“My dear, how can I tell? But I hope that we should rest and be thankful.”

“Not a bit of it. I should hope not, indeed. Erema, what do we do then?”

“It is useless to ask me. Well, then, perhaps you set up a handsome saw-mill!”

“A saw-mill! What a notion of Paradise! No; this is what we do — but remember that I speak in the strictest confidence; dishonest antagonism might arise, if we ventilated our ideas too soon — Mrs. Hockin and Miss Wood, we demand the restoration of our river! — the return of our river to its ancient course.”

“I see,” said his wife; “oh, how grand that would be! and how beautiful from our windows! That really, now, is a noble thought!”

“A just one — simply a just one. Justice ought not to be noble, my dear, however rare it may be. Generosity, magnanimity, heroism, and so on — those are the things we call noble, my dear.”

“And the founding of cities. Oh, my dear, I remember, when I was at school, it was always said, in what we called our histories, that the founders of cities had honors paid them, and altars built, and divinities done, and holidays held in their honor.”

“To that I object,” cried the Major, sternly. “If I founded fifty cities, I would never allow one holiday. The Sabbath is enough; one day in seven — fifteen per cent, of one’s whole time; and twenty per cent, of your Sunday goes in church. Very right, of course, and loyal, and truly edifying — Mrs. Hockin’s father was a clergyman, Miss Wood; and the last thing I would ever allow on my manor would be a Dissenting chapel; but still I will have no new churches here, and a man who might go against me. They all want to pick their own religious views, instead of reflecting who supports them!
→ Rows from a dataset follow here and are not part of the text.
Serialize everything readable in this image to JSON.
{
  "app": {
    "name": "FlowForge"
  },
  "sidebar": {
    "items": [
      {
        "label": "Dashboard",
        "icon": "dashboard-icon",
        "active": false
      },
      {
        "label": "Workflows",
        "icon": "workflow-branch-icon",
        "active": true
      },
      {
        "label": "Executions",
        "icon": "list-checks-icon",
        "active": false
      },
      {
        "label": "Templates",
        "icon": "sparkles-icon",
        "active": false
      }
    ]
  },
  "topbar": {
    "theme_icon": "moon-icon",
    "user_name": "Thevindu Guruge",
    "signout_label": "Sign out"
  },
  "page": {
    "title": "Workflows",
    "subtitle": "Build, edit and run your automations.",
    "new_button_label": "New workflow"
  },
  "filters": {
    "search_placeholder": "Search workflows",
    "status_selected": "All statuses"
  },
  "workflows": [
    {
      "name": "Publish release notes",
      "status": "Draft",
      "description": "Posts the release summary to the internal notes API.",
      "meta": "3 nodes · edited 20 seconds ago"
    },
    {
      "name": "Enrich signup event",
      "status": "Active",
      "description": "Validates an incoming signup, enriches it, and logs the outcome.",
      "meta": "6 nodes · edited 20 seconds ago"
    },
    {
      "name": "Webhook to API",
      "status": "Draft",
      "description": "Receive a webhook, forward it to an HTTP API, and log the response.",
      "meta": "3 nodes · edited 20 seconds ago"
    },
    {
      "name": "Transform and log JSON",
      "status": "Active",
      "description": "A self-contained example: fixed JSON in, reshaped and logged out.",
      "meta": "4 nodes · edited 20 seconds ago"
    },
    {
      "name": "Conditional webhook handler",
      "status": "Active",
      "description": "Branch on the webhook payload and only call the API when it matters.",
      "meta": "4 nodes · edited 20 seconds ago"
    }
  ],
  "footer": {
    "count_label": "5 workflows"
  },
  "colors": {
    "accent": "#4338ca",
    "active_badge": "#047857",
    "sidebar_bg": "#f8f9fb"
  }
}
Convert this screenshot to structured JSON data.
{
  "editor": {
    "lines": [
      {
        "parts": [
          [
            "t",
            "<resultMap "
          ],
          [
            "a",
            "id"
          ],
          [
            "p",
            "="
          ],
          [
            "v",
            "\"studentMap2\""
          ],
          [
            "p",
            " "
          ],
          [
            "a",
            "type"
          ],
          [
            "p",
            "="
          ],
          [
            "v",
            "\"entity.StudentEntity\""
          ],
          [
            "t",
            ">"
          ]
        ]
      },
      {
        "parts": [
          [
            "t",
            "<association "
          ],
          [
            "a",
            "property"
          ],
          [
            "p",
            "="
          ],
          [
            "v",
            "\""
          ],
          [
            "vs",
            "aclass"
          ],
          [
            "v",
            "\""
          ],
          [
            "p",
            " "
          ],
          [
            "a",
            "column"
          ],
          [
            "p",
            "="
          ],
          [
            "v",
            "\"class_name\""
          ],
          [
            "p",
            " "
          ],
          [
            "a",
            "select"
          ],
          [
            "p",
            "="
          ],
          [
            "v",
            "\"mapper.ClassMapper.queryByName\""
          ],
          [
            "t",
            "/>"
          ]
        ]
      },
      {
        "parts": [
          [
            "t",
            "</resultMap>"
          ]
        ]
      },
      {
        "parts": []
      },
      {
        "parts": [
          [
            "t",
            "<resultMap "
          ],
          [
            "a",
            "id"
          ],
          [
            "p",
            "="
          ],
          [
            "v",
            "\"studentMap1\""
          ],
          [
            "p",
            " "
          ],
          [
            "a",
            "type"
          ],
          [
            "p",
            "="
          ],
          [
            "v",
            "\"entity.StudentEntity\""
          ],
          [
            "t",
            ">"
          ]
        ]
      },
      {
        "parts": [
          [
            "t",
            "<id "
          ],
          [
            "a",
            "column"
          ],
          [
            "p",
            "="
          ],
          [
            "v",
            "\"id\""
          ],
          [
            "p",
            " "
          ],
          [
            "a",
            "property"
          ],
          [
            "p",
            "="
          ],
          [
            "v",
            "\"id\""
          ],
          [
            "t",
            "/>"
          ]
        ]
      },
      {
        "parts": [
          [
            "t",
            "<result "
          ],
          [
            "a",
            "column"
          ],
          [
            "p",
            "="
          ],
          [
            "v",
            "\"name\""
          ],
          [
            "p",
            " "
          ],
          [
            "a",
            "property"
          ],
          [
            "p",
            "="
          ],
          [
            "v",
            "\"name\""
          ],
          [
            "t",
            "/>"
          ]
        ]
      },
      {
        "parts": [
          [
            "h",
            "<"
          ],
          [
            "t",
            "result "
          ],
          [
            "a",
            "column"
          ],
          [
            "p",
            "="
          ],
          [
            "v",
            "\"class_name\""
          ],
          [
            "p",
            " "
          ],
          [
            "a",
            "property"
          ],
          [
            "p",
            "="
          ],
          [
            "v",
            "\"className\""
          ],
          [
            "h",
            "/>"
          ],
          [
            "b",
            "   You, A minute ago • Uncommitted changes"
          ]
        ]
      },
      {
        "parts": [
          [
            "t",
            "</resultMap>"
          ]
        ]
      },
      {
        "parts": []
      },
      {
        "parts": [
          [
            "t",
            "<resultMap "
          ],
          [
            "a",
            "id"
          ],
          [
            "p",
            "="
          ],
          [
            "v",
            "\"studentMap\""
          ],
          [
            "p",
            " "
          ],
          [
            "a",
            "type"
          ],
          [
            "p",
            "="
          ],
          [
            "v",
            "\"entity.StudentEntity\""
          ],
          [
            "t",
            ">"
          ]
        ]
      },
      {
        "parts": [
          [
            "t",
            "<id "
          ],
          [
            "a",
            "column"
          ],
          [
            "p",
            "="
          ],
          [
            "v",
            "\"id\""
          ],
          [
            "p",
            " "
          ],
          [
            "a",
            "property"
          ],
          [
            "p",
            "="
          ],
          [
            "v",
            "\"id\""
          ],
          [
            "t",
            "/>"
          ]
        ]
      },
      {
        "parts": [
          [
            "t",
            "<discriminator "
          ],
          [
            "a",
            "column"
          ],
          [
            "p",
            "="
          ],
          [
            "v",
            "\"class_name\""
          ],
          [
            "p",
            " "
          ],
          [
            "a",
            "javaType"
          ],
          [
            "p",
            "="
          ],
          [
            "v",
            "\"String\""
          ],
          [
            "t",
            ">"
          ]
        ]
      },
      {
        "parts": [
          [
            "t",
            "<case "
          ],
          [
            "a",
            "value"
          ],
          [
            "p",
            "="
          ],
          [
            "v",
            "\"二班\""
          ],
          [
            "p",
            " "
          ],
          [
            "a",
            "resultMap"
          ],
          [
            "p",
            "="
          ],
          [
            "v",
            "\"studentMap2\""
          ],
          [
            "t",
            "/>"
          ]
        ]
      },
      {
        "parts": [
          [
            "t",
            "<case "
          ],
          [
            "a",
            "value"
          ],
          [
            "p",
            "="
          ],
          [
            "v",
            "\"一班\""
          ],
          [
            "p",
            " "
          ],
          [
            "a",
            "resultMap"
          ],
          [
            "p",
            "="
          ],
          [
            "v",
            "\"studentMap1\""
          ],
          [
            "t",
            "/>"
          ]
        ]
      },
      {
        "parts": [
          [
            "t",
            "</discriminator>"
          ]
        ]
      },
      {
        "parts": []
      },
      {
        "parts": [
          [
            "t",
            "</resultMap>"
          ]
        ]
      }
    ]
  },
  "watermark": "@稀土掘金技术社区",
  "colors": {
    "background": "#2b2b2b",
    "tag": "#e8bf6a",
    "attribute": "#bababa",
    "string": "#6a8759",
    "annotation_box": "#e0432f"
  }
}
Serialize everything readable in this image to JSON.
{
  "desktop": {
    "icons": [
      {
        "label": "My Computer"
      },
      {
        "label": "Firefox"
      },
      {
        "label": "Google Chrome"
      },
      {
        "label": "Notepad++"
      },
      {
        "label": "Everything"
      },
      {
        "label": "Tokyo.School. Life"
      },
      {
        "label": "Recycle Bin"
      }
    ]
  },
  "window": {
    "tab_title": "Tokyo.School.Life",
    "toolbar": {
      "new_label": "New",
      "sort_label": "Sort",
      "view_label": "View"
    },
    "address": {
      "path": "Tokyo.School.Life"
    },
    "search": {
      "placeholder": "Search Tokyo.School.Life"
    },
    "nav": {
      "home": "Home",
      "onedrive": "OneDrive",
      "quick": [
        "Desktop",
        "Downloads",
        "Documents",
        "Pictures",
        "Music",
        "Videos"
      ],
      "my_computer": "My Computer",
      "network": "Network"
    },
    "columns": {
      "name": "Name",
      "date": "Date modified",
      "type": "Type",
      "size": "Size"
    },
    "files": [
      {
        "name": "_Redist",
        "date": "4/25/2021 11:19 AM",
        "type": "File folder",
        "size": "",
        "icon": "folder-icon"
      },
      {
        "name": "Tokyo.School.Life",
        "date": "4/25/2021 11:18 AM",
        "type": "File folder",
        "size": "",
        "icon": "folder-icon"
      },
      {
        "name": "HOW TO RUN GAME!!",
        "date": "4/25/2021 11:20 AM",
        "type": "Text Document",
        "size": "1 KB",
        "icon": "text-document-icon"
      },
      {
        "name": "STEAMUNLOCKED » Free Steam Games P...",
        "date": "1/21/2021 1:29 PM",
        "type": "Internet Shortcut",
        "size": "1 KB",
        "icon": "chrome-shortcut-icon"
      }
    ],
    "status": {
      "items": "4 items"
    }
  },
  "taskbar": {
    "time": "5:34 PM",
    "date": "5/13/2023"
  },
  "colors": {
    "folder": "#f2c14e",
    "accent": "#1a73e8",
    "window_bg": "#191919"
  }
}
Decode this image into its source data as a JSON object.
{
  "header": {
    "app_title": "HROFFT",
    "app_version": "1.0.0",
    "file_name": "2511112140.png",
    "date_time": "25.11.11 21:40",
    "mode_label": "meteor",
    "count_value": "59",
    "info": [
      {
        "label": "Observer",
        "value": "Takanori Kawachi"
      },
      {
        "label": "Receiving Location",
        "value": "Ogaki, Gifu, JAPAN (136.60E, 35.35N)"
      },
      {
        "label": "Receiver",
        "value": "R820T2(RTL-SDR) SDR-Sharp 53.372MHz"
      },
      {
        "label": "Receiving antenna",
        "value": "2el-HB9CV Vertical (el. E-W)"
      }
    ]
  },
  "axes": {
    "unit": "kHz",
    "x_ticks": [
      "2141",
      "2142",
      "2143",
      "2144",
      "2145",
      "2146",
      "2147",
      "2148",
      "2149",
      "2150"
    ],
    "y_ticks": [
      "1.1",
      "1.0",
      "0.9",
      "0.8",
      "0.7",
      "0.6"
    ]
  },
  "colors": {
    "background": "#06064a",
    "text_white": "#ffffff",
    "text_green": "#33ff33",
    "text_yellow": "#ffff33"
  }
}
It never used to be so; and such things shall never occur on my manor. A good hotel, attendance included, and a sound and moderate table d’hote; but no church, with a popish bag sent round, and money to pay, ‘without anything to eat.’”

“My dear! my dear!” cried Mrs. Hockin, “I never like you to talk like that. You quite forget who my father was, and your own second son such a very sound priest!”

“A priest! Don’t let him come here,” cried the Major, “or I’ll let him know what tonsure is, and read him the order of Melchisedec. A priest! After going round the world three times, to come home and be hailed as the father of a priest! Don’t let him come near me, or I’ll sacrifice him.”

“Now, Major, you are very proud of him,” his good wife answered, as he shook his stick. “How could he help taking orders when he was under orders to do so? And his views are sound to the last degree, most strictly correct and practical — at least except as to celibacy.”

“He holds that his own mother ought never to have been born! Miss Wood, do you call that practical?”

“I have no acquaintance with such things,” I replied; “we had none of them in California. But is it practical, Major Hockin — of course you know best in your engineering — I mean, would it not require something like a tunnel for the river and the railway to run on the same ground?”

“Why, bless me! That seems to have escaped my notice. You have not been with old Uncle Sam for nothing. We shall have to appoint you our chief engineer.”

Last updated Wednesday, March 12, 2014 at 13:31